» YOUR INSTRUCTIONS
Copy out the data below, all of it, exactly.

» SUPPLIED MATERIAL

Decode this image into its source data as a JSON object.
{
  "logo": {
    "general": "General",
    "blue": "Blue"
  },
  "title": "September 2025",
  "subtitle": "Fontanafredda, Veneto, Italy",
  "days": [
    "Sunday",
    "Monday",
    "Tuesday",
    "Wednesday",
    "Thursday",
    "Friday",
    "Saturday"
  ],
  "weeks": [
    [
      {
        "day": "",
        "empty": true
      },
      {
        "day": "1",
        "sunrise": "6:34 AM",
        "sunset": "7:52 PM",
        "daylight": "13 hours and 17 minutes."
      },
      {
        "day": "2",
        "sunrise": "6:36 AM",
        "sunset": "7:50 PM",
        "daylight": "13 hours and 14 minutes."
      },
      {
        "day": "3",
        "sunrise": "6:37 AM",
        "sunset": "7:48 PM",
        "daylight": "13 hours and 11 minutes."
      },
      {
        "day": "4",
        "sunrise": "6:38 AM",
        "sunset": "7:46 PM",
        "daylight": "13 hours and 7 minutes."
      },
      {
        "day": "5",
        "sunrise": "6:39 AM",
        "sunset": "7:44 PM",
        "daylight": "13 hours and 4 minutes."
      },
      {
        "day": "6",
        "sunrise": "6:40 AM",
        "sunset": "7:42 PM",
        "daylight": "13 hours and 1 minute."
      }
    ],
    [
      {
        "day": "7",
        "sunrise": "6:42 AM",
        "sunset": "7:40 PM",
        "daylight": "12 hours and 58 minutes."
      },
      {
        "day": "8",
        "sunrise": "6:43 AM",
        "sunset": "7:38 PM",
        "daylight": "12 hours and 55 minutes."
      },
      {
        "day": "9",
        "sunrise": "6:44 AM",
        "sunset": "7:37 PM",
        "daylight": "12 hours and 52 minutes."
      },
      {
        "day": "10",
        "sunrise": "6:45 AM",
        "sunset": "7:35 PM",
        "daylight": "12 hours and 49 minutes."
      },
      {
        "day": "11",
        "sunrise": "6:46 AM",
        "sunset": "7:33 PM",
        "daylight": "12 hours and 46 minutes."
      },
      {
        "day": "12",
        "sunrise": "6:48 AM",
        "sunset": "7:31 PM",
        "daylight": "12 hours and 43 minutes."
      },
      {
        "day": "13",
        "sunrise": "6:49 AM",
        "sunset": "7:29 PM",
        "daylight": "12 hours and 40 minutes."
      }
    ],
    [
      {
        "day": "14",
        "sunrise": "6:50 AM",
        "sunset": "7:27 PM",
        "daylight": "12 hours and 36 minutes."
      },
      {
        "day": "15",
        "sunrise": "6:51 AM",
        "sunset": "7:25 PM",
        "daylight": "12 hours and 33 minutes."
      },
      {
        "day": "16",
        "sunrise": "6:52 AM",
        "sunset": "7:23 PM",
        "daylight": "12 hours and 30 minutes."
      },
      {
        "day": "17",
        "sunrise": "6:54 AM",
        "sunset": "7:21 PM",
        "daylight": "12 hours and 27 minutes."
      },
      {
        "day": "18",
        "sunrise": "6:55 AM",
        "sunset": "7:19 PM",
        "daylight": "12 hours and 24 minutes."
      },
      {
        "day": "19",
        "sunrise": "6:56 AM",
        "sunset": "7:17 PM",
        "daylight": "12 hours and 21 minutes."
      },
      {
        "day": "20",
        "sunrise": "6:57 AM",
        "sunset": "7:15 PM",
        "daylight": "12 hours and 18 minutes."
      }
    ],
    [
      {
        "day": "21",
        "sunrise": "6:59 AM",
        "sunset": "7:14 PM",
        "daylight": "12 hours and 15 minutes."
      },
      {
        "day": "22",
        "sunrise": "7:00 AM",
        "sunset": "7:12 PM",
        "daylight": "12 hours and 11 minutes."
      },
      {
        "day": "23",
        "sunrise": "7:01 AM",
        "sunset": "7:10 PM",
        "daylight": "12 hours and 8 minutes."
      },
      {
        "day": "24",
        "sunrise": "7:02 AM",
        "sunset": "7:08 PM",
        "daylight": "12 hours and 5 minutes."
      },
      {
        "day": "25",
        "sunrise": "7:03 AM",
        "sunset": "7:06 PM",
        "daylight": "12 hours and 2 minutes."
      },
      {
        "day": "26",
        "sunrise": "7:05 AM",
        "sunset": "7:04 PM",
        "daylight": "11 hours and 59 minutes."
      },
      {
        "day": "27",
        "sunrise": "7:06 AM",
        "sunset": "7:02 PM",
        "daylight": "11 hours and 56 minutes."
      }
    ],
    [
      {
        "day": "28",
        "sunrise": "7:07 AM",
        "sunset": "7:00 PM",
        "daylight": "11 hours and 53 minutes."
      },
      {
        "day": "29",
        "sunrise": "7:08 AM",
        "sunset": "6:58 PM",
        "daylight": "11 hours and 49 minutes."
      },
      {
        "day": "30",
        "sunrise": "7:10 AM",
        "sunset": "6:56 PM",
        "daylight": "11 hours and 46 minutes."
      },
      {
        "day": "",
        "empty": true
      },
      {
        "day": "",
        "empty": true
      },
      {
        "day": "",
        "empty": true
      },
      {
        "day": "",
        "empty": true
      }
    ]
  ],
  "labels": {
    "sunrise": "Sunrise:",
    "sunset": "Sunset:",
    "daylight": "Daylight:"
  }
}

» WRITTEN REPLY
Decode this image into its source data as a JSON object.
{
  "logo": {
    "general": "General",
    "blue": "Blue"
  },
  "title": "September 2025",
  "subtitle": "Fontanafredda, Veneto, Italy",
  "days": [
    "Sunday",
    "Monday",
    "Tuesday",
    "Wednesday",
    "Thursday",
    "Friday",
    "Saturday"
  ],
  "weeks": [
    [
      {
        "day": "",
        "empty": true
      },
      {
        "day": "1",
        "sunrise": "6:34 AM",
        "sunset": "7:52 PM",
        "daylight": "13 hours and 17 minutes."
      },
      {
        "day": "2",
        "sunrise": "6:36 AM",
        "sunset": "7:50 PM",
        "daylight": "13 hours and 14 minutes."
      },
      {
        "day": "3",
        "sunrise": "6:37 AM",
        "sunset": "7:48 PM",
        "daylight": "13 hours and 11 minutes."
      },
      {
        "day": "4",
        "sunrise": "6:38 AM",
        "sunset": "7:46 PM",
        "daylight": "13 hours and 7 minutes."
      },
      {
        "day": "5",
        "sunrise": "6:39 AM",
        "sunset": "7:44 PM",
        "daylight": "13 hours and 4 minutes."
      },
      {
        "day": "6",
        "sunrise": "6:40 AM",
        "sunset": "7:42 PM",
        "daylight": "13 hours and 1 minute."
      }
    ],
    [
      {
        "day": "7",
        "sunrise": "6:42 AM",
        "sunset": "7:40 PM",
        "daylight": "12 hours and 58 minutes."
      },
      {
        "day": "8",
        "sunrise": "6:43 AM",
        "sunset": "7:38 PM",
        "daylight": "12 hours and 55 minutes."
      },
      {
        "day": "9",
        "sunrise": "6:44 AM",
        "sunset": "7:37 PM",
        "daylight": "12 hours and 52 minutes."
      },
      {
        "day": "10",
        "sunrise": "6:45 AM",
        "sunset": "7:35 PM",
        "daylight": "12 hours and 49 minutes."
      },
      {
        "day": "11",
        "sunrise": "6:46 AM",
        "sunset": "7:33 PM",
        "daylight": "12 hours and 46 minutes."
      },
      {
        "day": "12",
        "sunrise": "6:48 AM",
        "sunset": "7:31 PM",
        "daylight": "12 hours and 43 minutes."
      },
      {
        "day": "13",
        "sunrise": "6:49 AM",
        "sunset": "7:29 PM",
        "daylight": "12 hours and 40 minutes."
      }
    ],
    [
      {
        "day": "14",
        "sunrise": "6:50 AM",
        "sunset": "7:27 PM",
        "daylight": "12 hours and 36 minutes."
      },
      {
        "day": "15",
        "sunrise": "6:51 AM",
        "sunset": "7:25 PM",
        "daylight": "12 hours and 33 minutes."
      },
      {
        "day": "16",
        "sunrise": "6:52 AM",
        "sunset": "7:23 PM",
        "daylight": "12 hours and 30 minutes."
      },
      {
        "day": "17",
        "sunrise": "6:54 AM",
        "sunset": "7:21 PM",
        "daylight": "12 hours and 27 minutes."
      },
      {
        "day": "18",
        "sunrise": "6:55 AM",
        "sunset": "7:19 PM",
        "daylight": "12 hours and 24 minutes."
      },
      {
        "day": "19",
        "sunrise": "6:56 AM",
        "sunset": "7:17 PM",
        "daylight": "12 hours and 21 minutes."
      },
      {
        "day": "20",
        "sunrise": "6:57 AM",
        "sunset": "7:15 PM",
        "daylight": "12 hours and 18 minutes."
      }
    ],
    [
      {
        "day": "21",
        "sunrise": "6:59 AM",
        "sunset": "7:14 PM",
        "daylight": "12 hours and 15 minutes."
      },
      {
        "day": "22",
        "sunrise": "7:00 AM",
        "sunset": "7:12 PM",
        "daylight": "12 hours and 11 minutes."
      },
      {
        "day": "23",
        "sunrise": "7:01 AM",
        "sunset": "7:10 PM",
        "daylight": "12 hours and 8 minutes."
      },
      {
        "day": "24",
        "sunrise": "7:02 AM",
        "sunset": "7:08 PM",
        "daylight": "12 hours and 5 minutes."
      },
      {
        "day": "25",
        "sunrise": "7:03 AM",
        "sunset": "7:06 PM",
        "daylight": "12 hours and 2 minutes."
      },
      {
        "day": "26",
        "sunrise": "7:05 AM",
        "sunset": "7:04 PM",
        "daylight": "11 hours and 59 minutes."
      },
      {
        "day": "27",
        "sunrise": "7:06 AM",
        "sunset": "7:02 PM",
        "daylight": "11 hours and 56 minutes."
      }
    ],
    [
      {
        "day": "28",
        "sunrise": "7:07 AM",
        "sunset": "7:00 PM",
        "daylight": "11 hours and 53 minutes."
      },
      {
        "day": "29",
        "sunrise": "7:08 AM",
        "sunset": "6:58 PM",
        "daylight": "11 hours and 49 minutes."
      },
      {
        "day": "30",
        "sunrise": "7:10 AM",
        "sunset": "6:56 PM",
        "daylight": "11 hours and 46 minutes."
      },
      {
        "day": "",
        "empty": true
      },
      {
        "day": "",
        "empty": true
      },
      {
        "day": "",
        "empty": true
      },
      {
        "day": "",
        "empty": true
      }
    ]
  ],
  "labels": {
    "sunrise": "Sunrise:",
    "sunset": "Sunset:",
    "daylight": "Daylight:"
  }
}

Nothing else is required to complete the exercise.